Grand Blue – 07 – Just Ask Her Out Directly and Get Rejected, Losers!

Unlike Chio-chan, which mixes its scenarios up pretty well and always keeps you guessing what will befall its characters from week to week, Grand Blue often follows a familiar formula.

In this formula, Iori and Kouhei yell at each other a lot with increasingly contorted faces, while Iori’s college classmates express their disapproval of the very idea of Chisa dating/living with Iori. They’re his friends…until evidence he’s close to Chisa emerges, and then they want to literally kill him.

This act is wearing a bit thin, to be honest, and the reason is in the title of this post: these assholes need to stop blaming Iori for their romantic troubles! If they like Chisa (which is dubious, as none of them actually even know her; they just think she’s cute, which she is), they should ask her out.

If they all get rejected (which they most certainly will be, which lets face it is why they won’t ask), well then, tough noogies! But they’d get closure on the Chisa matter. Instead, they take all their frustrations out on Iori, and we have to watch it. It’s not pleasant, nor is it that funny! Meanwhile, Chisa is pushed off to the side, barely involved aside from the odd glare or blush.

The show flips the script by giving us a doubles tennis competition with the Tinkerbell tennis club, whose blue-haired captain wants revenge for the pageant fiasco. He’s also not interested in playing fair, as he spikes all the booze of Peekaboo’s spectators, as well as the hard-hitting Ryuu and Shinji, with what seems to be Everclear.

In the midst of the matches, we learn that both Chisa and Iori are extremely competent at tennis and would even make fine members of Tinkerbell, if only its captain and other members weren’t such arrogant pricks. I also lked how Chisa punished Iori for his ill-conceived cheers by taking his sweats and wearing them herself.

In any case, Peekaboo manages to pull an upset, netting them enough funds to take a diving trip to Okinawa. Less pathetic, jealous college buddies, more fun diving trips, please! Fulfill the promise of that painfully upbeat opening!

Advertisements

Kami-sama no Memo-cho 1, Parts A & B – First Impressions
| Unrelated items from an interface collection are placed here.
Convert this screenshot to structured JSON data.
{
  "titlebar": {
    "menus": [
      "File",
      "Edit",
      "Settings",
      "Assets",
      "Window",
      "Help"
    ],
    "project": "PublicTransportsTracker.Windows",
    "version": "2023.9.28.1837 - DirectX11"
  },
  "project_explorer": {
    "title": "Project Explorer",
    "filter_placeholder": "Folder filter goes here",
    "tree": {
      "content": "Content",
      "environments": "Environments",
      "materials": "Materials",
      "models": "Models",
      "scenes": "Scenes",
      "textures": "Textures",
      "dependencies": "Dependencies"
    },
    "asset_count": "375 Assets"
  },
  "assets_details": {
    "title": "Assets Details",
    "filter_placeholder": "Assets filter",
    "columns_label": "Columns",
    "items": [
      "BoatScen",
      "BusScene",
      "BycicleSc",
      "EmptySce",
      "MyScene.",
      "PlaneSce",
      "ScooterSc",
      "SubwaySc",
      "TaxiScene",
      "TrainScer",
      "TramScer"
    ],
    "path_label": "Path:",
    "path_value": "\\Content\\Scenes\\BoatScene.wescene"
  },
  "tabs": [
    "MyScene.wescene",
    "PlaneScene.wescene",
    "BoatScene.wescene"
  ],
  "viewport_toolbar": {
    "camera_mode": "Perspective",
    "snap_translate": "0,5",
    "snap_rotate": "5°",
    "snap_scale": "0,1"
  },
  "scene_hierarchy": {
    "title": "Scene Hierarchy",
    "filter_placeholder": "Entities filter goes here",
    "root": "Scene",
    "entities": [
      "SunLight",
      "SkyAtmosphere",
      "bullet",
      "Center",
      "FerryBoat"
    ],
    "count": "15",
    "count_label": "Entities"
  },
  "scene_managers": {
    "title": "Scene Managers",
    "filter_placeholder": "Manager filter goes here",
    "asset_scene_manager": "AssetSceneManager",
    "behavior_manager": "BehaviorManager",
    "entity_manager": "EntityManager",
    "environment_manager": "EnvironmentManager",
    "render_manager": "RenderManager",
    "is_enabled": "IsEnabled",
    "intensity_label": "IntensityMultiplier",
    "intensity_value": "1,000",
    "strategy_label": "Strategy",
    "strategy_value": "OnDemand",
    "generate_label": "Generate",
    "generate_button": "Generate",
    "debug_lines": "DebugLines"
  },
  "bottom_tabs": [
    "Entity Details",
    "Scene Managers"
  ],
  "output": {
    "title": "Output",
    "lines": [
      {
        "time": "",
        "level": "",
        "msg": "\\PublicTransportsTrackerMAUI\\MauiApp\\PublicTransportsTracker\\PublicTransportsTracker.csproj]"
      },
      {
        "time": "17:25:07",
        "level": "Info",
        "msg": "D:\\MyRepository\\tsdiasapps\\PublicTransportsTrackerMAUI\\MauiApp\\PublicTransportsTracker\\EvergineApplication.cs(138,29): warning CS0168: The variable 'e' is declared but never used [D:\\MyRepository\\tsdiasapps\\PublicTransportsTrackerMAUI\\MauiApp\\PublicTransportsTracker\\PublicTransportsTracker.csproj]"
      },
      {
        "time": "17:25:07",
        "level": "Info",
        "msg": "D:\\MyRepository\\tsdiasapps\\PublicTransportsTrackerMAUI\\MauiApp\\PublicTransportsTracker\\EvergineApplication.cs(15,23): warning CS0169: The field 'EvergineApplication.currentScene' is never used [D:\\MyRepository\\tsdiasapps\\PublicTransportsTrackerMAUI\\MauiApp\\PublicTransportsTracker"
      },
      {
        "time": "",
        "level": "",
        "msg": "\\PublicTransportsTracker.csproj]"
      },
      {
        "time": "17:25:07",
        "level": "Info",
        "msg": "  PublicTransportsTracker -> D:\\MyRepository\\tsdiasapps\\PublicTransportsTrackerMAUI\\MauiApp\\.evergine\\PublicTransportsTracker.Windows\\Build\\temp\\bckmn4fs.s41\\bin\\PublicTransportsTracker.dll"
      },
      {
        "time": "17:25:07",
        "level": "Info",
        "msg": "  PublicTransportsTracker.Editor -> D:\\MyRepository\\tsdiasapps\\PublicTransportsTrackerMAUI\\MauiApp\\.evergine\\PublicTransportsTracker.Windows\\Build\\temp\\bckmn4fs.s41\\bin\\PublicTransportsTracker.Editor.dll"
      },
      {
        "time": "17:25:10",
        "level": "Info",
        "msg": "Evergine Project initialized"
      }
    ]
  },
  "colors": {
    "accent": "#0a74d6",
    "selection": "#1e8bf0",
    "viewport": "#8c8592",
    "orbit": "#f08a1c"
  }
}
Forgive the pun, but “Memo Pad of the Gods” makes a very good case for itself. It some ways, it picks up in Sibuya where Durarara left off in Ikebukuro by instantly painting a picture of a well-lived in world full of oddballs and secret lives. Narumi Fujishima is our avatar in this rich painting, and for once in his life he feels like a part of something bigger, rather than simply the kid who floats around pretending he belongs.

The new life he fell into fits him like a glove. This first, hourlong episode chronicles his addition to a team of “NEET Detectives” led by the enigmatic Alice, a 12-or-so year-old who possesses detective skills and wisdom far beyond her years, but also gets all weepy. if one of her many teddy bear’s ears gets torn. I also like her calm, logical, curt demeanor. She isn’t a squeaky menace.

But she’s just one of many interesting and promising characters. This agency has a crack team of specialists in diverse fields: Hiro is a suave ‘gigalo’, brother of a yakuza boss, and expert in women. ‘Major’ is a military spy freak who likes to stick rifles in people’s faces. Tetsu is the polic snoop. Min runs and Ayaka works at the ramen/ice cream shop above which Alice resides, in her Lain-like cocoon.

The core cast is plenty interesting, but this series doesn’t fall into the same traps of the latest J.C. Staff series like Yumekui Merry, Ookami-san, and Index II, all of which kinda fizzled. This series feels more honest, and its characters and themes are suitably adult and mature. High school girls losing it and entering the world of vice is not the kind of thing those series would touch upon, but such things can and do happen in the real world, which is what this series feels like.

The first case we’re presented with is nicely opened, investigated, solved, and shut within the hourlong period. Whether future episodes are two-parters like this remains to be seen, but it’s definitely not a bad thing if they are; the story never felt dragged out here, and on half-hour simply wouldn’t be enough to tell it properly.

The people involved in the specific case – Miku, Teraoka, and Shoko, served their roles well, and didn’t feel like throwaway characters. The case itself even had a macabre twist, in which Shoko “froze time” like she had wanted to, by committing suicide in a tub of ice. Yikes, you may say, but horrible things can happen, and it’s Alice and her agency’s jobs as detectives to either ‘tarnish the living to maintain the honor of the dead’, or ‘tarnish the dead to comfort the living.’ I look forward to their next case. Rating: 4